# What Happens to a Watershed When the Land Use Changes?

We are going to show you several kinds of information from the modeling effort. First, you will choose a "scenario" or model experiment where you pick the kind of land use you are interested in and the amount of that land use change to be simulated. The choices will be shown in a table that shows the percentage of land use of that type overall and how it is distributed around the watershed in the simulation model. After you make this choice you will a set of graphs representing the flow of water associated with the storm discussed earlier.

We will then ask you to analyze the flow of water from a sample storm.  Storms of this size will occur several times per year and would not cause flooding if the area remains only partially developed.  You will be looking at several important factors.  You will be shown an example graph like the ones on the left.  The top graph shows the depth of flow of the Hellbranch at its mouth (the end of the stream where it meets the Big Darby Creek). The depth is important because it is used to test whether the amount of water flowing down the stream exceeds the capacity of the streambanks. If it does, a flood will occur. The model uses that data to create an animation of the water flow.  The animation shows the water level in the stream for the upper part of the stream that is most prone to flooding.  If the blue stream level goes above the capacity of the channel, a red dot appears at the place(s) where a flood will occur.  You will play that animation later.  For now, you only need to analyze the graphs.  The graphs show at least two simulations so that you can compare the choice you made with the least amount of that land use. The one shown compares the 10% and 20% agricultural land use (labelled as Agr10 and Agr20). You wil be asked to record the highest level for each of the scenarios you analyze.  In this case you would read 0.024 feet (or 0.29 inches) for the Agr10 scenario and 0.050 for the Agr20 scenario.

The next thing you will look at is the total inflow.  This is the total flow of the stream at the mouth measured in cubic feet per second or cfs.  The key things to look for in the Total Inflow graph is what is the peak (highest) amount of flow and what is the area under the graph. The peak flow is another indication of whether or not there will be a flood and also reflects the changes in the balance of the hydrologic cycle from interception and infiltration to runoff. The area under the graph shows the amount of total runoff that occurred because of the storm. The units are in cubic feet per second or CFS. One CFS represents a flow of 646,317 gallons per day or 7.48 gallons per second of flow.

<--Sample Hydrographs showing the depth of flow (top) and total amount of flow at the mouth of the Hellbranch.

The next graphs you will be shown are pollution graphs.  The graph on the left shows the amount of pollution over time that flows to the stream with the stormwater for five different water pollution types. The one shown also compares the two scenarios for Total Suspended Solids (TSS), Biochemical Oxygen Demand (BOD), Chemical Oxygen Demand (COD), soluble phosphorus (SolubleP), and lead (Pb). You can fine definitions of these water quality variables on this page.  Notice that no lead is forecast to come from the agricultural land uses.
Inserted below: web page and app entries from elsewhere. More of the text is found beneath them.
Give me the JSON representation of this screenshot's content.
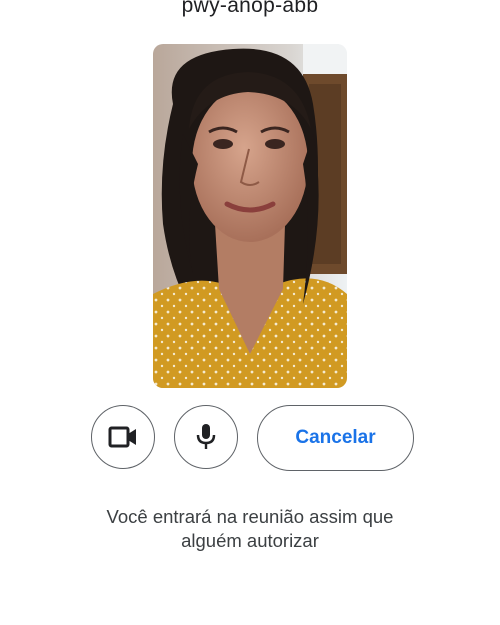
{
  "meeting": {
    "code": "pwy-anop-abb"
  },
  "preview": {
    "description_icon": "self-video-preview"
  },
  "controls": {
    "camera_icon": "video-camera-icon",
    "mic_icon": "microphone-icon",
    "cancel_label": "Cancelar"
  },
  "message": {
    "line1": "Você entrará na reunião assim que",
    "line2": "alguém autorizar"
  },
  "colors": {
    "accent": "#1a73e8",
    "text": "#3c4043",
    "border": "#5f6368"
  }
}
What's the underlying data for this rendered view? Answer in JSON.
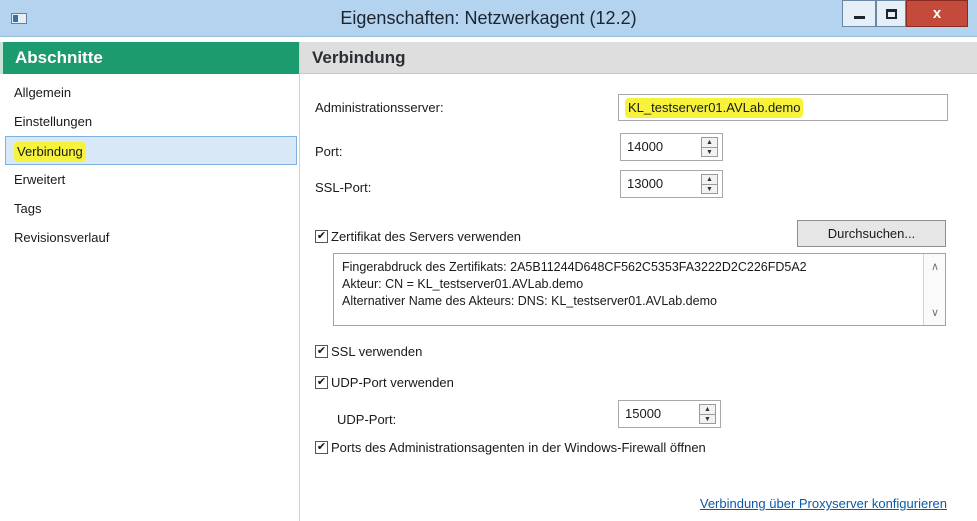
{
  "window": {
    "title": "Eigenschaften: Netzwerkagent (12.2)",
    "close_label": "x"
  },
  "sidebar": {
    "header": "Abschnitte",
    "items": [
      {
        "label": "Allgemein"
      },
      {
        "label": "Einstellungen"
      },
      {
        "label": "Verbindung",
        "selected": true
      },
      {
        "label": "Erweitert"
      },
      {
        "label": "Tags"
      },
      {
        "label": "Revisionsverlauf"
      }
    ]
  },
  "content": {
    "header": "Verbindung",
    "admin_server_label": "Administrationsserver:",
    "admin_server_value": "KL_testserver01.AVLab.demo",
    "port_label": "Port:",
    "port_value": "14000",
    "ssl_port_label": "SSL-Port:",
    "ssl_port_value": "13000",
    "use_cert_label": "Zertifikat des Servers verwenden",
    "use_cert_checked": true,
    "browse_label": "Durchsuchen...",
    "cert_lines": [
      "Fingerabdruck des Zertifikats: 2A5B11244D648CF562C5353FA3222D2C226FD5A2",
      "Akteur: CN = KL_testserver01.AVLab.demo",
      "Alternativer Name des Akteurs: DNS: KL_testserver01.AVLab.demo"
    ],
    "use_ssl_label": "SSL verwenden",
    "use_ssl_checked": true,
    "use_udp_label": "UDP-Port verwenden",
    "use_udp_checked": true,
    "udp_port_label": "UDP-Port:",
    "udp_port_value": "15000",
    "firewall_label": "Ports des Administrationsagenten in der Windows-Firewall öffnen",
    "firewall_checked": true,
    "proxy_link": "Verbindung über Proxyserver konfigurieren"
  },
  "colors": {
    "sidebar_header": "#1b9b6e",
    "titlebar": "#b4d3ef",
    "highlight": "#f7f33a",
    "selection": "#d8e8f7",
    "link": "#0b5aa8",
    "close_button": "#c44a3c"
  },
  "icons": {
    "check": "✔",
    "spin_up": "▲",
    "spin_down": "▼",
    "scroll_up": "∧",
    "scroll_down": "∨"
  }
}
Both the peak and total amounts of pollutants are important. Notice that those numbers are in concentrations. The concentrations can be compared with the standards and guidelines relating to these pollutants you can find in the help files.

Now choose one of four activities by using the numbers below. If you need help, there will be a help menu on the subsequent screens that describes how to analyze the data you will see.

### High Density Urban Land Uses

Sample pollutographs showing the amount of pollution of different types that comes into the stream with the stormwater